On a positive note, scientists are looking into ways to prevent the novel coronavirus and treat COVID-19. We’re just not there yet and won’t be for some time.
What we can do, though, is keep the spread low — flatten the curve, so to speak. We do that by maintaining good hygiene and staying away from other people.
Part of the problem with reporting on COVID-19 comes from the general public’s distrust of sensationalist headlines. Clickbait stories drive traffic, and the media loves traffic.
But there are real reporters out there giving people the information they need. We need to share those stories because knowledge is power. Don’t flood your social media feeds with the hyperbole you see on cable news channels — or worse, memes stuffed with conspiracy theories.
Instead, look for accurate news and real statistics from credible sources.
And share those things.
Share them with family members and friends who scoff at the novel coronavirus as if it’s not a big deal. We need more facts circulating in the population.
Not sure who to turn to for accurate information? Check out:
- Local authorities, like the county health department
- Your state’s health department
- The Centers for Disease Control and Prevention (CDC)
- The World Health Organization (WHO)
We also recommend following these and other reliable sources on Twitter because news happens in real time on social media.

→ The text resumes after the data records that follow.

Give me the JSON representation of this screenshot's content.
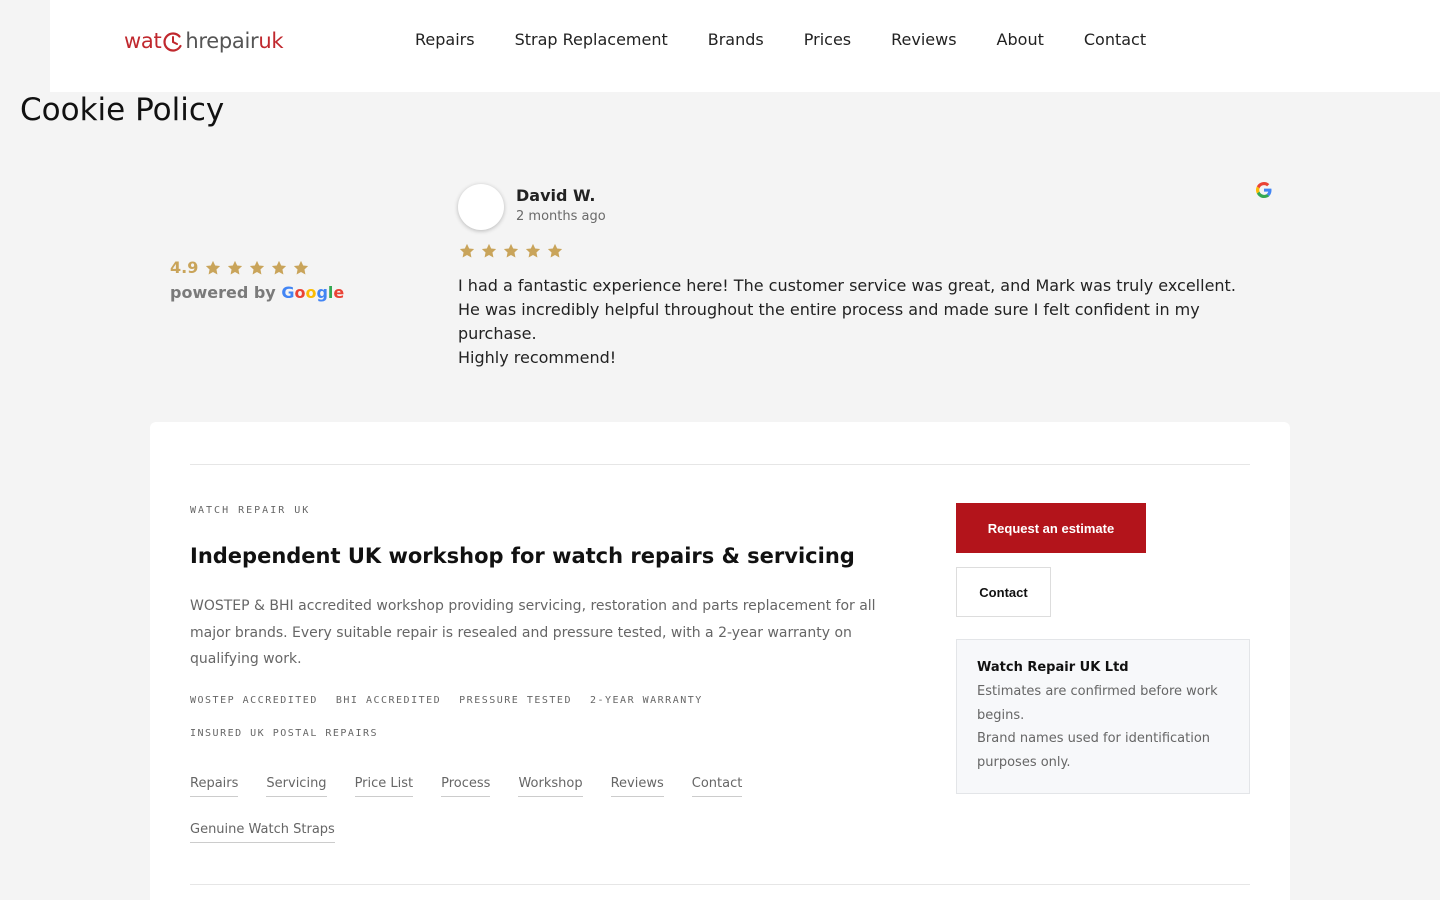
{
  "header": {
    "logo": {
      "part1": "wat",
      "part2": "hrepair",
      "part3": "uk"
    },
    "nav": [
      "Repairs",
      "Strap Replacement",
      "Brands",
      "Prices",
      "Reviews",
      "About",
      "Contact"
    ]
  },
  "page_title": "Cookie Policy",
  "reviews_widget": {
    "rating": "4.9",
    "rating_stars": 5,
    "powered_by": "powered by",
    "google_letters": [
      "G",
      "o",
      "o",
      "g",
      "l",
      "e"
    ],
    "review": {
      "name": "David W.",
      "date": "2 months ago",
      "stars": 5,
      "text": "I had a fantastic experience here! The customer service was great, and Mark was truly excellent. He was incredibly helpful throughout the entire process and made sure I felt confident in my purchase.\nHighly recommend!"
    }
  },
  "footer_card": {
    "eyebrow": "WATCH REPAIR UK",
    "title": "Independent UK workshop for watch repairs & servicing",
    "description": "WOSTEP & BHI accredited workshop providing servicing, restoration and parts replacement for all major brands. Every suitable repair is resealed and pressure tested, with a 2-year warranty on qualifying work.",
    "tags": [
      "WOSTEP ACCREDITED",
      "BHI ACCREDITED",
      "PRESSURE TESTED",
      "2-YEAR WARRANTY",
      "INSURED UK POSTAL REPAIRS"
    ],
    "links": [
      "Repairs",
      "Servicing",
      "Price List",
      "Process",
      "Workshop",
      "Reviews",
      "Contact",
      "Genuine Watch Straps"
    ],
    "primary_button": "Request an estimate",
    "secondary_button": "Contact",
    "info": {
      "title": "Watch Repair UK Ltd",
      "line1": "Estimates are confirmed before work begins.",
      "line2": "Brand names used for identification purposes only."
    }
  },
  "colors": {
    "brand_red": "#b3141b",
    "star_gold": "#c9a45a",
    "background": "#f4f4f4"
  },
  "icons": [
    "clock-logo-icon",
    "star-icon",
    "google-icon"
  ]
}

Kaiser Health News, which we aren’t affiliated with, does a great job of reporting on healthcare news. They’re among the non-government entities we can recommend for trusted information. (Check out their website and their Twitter account — @KHNews — if you want a deep dive on healthcare topics.)

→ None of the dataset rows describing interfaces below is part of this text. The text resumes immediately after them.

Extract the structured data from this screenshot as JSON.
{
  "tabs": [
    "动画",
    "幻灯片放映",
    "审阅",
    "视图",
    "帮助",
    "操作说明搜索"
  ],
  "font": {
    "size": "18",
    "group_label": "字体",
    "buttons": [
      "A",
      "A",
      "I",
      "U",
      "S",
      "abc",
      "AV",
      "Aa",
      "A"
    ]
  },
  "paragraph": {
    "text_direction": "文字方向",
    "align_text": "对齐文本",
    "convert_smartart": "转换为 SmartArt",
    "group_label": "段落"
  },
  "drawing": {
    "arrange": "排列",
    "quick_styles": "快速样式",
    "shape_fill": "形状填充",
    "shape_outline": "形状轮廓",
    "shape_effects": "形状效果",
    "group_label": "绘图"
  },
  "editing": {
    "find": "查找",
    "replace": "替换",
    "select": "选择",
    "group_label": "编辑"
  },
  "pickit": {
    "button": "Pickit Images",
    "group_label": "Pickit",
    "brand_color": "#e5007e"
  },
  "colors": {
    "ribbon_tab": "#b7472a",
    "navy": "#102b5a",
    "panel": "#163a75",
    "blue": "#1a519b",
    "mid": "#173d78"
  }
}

The sources we listed above will have the most reliable data, though there may be some discrepancy in reporting due to timing. That’s why you might hear about a larger infection rate from your local news station than what the CDC reports on its site.
Nevertheless, it’s important to vet information carefully. Use reliable sources, double-check them against other reliable sources and only share credible information.
COVID-19 isn’t a conspiracy to ruin our economy.
It’s not a bioweapon.
It’s a real, live virus that’s sickening people all over the world.
But we aren’t powerless against it. We’re too late to contain the outbreak, but we’re not too late to keep the infection rate down.
That starts with spreading facts, not fear.
The truth is that we still don’t know much about COVID-19. As we mentioned in our update earlier this month, coronavirus isn’t new. But this strain of the virus is. A vaccine for COVID-19 could take a year or longer.
As of today, nearly 169,000 people have been infected with novel coronavirus across 157 countries. In the U.S. alone, we have just under 3,500 active cases of COVID-19 as of the time of this writing (March 15th).
Despite the warnings of caution from just about every major health expert not to spiral, people can’t help themselves. It’s not hard to see why. With an unknown disease comes fear — how it will affect you, those you love and the world at large.
Our advice stands: Don’t panic.
But there’s a difference between panicking and preparing.
Panic encourages you to make rash, unwise decisions out of fear.
Preparing, on the other hand, can help you cope with the unexpected.
With a novel coronavirus plowing through the world unchecked, it’s time to stock up and get ready, to hunker down and self-isolate. Get facts from reliable sources, protect yourself and others by staying home, and wash your hands — frequently and well.